[5] On the Practice of the Calotype Process of Photography. Philosophical Magazine, May 1844, p. 321. It is in this article that Cundell describes his famous sliding box camera with internal light baffles and a focusing scale. Oddly the camera was fitted with a non-achromatic lens, for this reason the scale was marked with two sets of figures, one was the 'optical' focus the other the corresponding 'chemical' focus. The operator would determine the optical focus and adjust the camera to the chemical focus. The article states that the camera was available from Mr Dennis of 118 Bishopsgate London (possibly John Charles Dennis, philosophical instrument maker, who was later at 122 Bishopsgate).

[6] Sensitised paper was advertised in Knight's catalogue of 1853.
Whatman paper was later known as Hollingworth.

[7] Undoubtedly the desire to profit from his invention must have been one factor in Talbot patenting the calotype process, another was probably to establish his priority as the inventor of negative/positive photography. The recognition and financial reward given to Daguerre (whose process was also patented in England) would have been noticed. Another factor may have been the vision Talbot had for the potential applications of photography especially in commercial areas such as printing and reproduction and the justified expectation that he should profit from these. That said, it would have been better for him to have made the process open for amateur use.

[8] The Chemist 1842, p.122. Collen had a studio at 29 Somerset St. Portman Sq. In March 1842 Collen wrote to Talbot indicating that he had taken only 59 Portraits (priced at 10/6) and 38 Copies, it would seem that the agreement had not been signed at that point.

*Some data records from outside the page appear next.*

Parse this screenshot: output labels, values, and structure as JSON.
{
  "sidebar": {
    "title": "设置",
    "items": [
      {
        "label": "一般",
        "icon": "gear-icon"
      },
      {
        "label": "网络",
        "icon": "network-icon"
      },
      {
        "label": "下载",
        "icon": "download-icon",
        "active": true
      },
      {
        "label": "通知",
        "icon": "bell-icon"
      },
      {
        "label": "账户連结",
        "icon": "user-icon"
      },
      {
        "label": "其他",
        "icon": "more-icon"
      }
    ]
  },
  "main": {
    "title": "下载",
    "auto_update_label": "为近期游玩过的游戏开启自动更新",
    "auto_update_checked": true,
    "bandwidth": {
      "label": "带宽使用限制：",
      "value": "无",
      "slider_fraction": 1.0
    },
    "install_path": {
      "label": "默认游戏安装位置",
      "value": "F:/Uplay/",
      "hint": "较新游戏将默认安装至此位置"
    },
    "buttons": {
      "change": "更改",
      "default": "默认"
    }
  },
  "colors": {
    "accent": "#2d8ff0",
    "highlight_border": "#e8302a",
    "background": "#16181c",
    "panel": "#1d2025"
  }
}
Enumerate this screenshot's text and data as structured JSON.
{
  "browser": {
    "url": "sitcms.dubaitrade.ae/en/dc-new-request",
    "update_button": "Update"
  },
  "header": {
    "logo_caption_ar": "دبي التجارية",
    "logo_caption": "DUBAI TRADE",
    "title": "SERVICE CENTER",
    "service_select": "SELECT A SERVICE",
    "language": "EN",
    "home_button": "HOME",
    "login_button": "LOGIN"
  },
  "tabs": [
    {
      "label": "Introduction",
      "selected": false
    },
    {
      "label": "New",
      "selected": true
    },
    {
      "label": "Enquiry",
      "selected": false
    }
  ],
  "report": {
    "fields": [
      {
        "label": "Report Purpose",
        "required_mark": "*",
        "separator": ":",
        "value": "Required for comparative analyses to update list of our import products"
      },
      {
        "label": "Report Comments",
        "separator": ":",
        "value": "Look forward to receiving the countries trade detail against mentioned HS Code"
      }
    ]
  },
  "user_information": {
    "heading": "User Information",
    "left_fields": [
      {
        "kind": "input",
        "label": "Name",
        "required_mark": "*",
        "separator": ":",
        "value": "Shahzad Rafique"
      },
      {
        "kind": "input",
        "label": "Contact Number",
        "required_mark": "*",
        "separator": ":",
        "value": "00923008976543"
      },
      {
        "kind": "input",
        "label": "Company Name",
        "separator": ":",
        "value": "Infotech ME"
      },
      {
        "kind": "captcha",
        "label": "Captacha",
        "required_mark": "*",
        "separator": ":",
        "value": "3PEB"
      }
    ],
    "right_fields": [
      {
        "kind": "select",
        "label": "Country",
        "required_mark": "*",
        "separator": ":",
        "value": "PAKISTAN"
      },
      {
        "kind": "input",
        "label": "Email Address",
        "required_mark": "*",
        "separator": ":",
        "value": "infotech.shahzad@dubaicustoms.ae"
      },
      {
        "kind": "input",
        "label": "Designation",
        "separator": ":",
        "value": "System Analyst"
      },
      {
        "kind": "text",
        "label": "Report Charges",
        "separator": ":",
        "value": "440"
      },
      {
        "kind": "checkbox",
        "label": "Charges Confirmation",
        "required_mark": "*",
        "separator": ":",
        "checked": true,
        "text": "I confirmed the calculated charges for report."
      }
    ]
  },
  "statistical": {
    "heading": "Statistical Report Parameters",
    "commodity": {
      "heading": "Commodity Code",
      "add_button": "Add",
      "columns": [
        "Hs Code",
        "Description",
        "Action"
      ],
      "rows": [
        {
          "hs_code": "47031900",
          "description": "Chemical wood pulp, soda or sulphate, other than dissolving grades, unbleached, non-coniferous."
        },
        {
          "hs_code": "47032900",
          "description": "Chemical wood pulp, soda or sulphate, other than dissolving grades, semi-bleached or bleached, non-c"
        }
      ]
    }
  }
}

[9] Talbot Correspondence, Problems in taking a licence centred on the fee due to Talbot which was to be based on takings, not profit, and typically set at 25%, if the fees dropped below a threshold then Talbot was free to issue other licences in the area. Claudet asked that no other operators worked within 10 miles of his studio; it is not clear how this was possible given that Collen was working the process. In July of 1845 Claudet wrote to Talbot saying that he was operating at a loss and that takings from the calotype amounted to only £25 for the previous three months.

[10] Other salts were also used at various times. Phot. Art Journal 1851, pp. 216, 350. Eder, History, p. 327.

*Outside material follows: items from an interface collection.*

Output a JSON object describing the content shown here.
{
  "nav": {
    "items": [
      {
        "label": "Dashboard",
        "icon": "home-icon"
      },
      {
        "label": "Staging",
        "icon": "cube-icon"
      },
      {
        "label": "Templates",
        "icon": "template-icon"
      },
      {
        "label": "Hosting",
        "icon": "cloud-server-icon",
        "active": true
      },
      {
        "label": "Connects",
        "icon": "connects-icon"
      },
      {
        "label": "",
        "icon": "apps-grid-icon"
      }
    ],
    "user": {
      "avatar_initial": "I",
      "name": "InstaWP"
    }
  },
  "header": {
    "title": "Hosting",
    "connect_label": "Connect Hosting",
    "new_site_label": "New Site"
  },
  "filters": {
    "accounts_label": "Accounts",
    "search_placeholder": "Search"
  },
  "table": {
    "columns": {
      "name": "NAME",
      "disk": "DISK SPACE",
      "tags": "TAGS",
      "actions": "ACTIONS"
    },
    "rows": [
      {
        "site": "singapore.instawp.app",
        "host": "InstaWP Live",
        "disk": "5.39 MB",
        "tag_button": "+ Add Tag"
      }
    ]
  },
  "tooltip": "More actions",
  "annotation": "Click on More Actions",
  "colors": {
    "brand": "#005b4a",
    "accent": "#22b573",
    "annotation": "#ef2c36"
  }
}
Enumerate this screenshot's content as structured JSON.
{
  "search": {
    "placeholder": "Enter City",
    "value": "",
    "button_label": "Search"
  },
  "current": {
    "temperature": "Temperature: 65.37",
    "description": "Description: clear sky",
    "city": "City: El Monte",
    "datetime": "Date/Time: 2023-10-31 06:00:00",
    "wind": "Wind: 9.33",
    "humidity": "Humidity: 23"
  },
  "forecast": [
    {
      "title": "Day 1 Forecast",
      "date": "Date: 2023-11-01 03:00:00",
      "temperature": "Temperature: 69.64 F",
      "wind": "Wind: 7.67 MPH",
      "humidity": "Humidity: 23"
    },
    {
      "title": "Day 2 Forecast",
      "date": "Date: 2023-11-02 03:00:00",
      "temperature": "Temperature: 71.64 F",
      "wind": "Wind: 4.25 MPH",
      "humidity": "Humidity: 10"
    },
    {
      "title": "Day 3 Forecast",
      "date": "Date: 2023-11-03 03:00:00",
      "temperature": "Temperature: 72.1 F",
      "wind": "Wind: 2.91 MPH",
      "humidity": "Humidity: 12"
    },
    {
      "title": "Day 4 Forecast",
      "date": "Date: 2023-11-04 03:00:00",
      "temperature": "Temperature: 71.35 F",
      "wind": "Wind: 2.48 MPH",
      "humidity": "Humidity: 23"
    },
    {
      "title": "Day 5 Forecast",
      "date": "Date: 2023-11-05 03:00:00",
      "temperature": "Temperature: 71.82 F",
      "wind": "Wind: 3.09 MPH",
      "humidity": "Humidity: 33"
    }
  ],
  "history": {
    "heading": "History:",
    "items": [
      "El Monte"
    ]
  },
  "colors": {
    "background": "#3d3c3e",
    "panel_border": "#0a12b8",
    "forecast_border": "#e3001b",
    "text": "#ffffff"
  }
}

[11] Phot. Notes, 25/5/1856, p. 63, gives a description of the production process. Phot. Notes, 1/11/1856, p. 237. Phot. Notes, 1857, p. 103. Eder, History, p. 327.

[12] Hunt, Man. Phot., p. 227. Thornthwaite, Guide to Photography, p. 48, gives alternative iodising and sensitising solutions. Phot. Journal 1854, pp. 9, 121.

[13] Hunt, Man. Phot., p. 82. Eder, History, p. 334.
Dr. Andrew Fyfe's process is described in the Edinburgh New Philosophical Journal 1839, p. 422. He generally used phosphate paper but had tried chloride, he produced successful prints by placing objects on the sensitive paper, his attempts at exposing paper in a camera were thwarted by the weather.

[14] Hunt, Man. Phot., p. 72. Snelling, History, p. 112.

Early paper processes

Photogenic Drawing

Salt Prints


The calotype in use

Blanquart-Evrard Negative

Blanquart-Evrard Positive

Wax Paper Process

Direct Positives

Minor Processes

References & Notes

Return to Glossary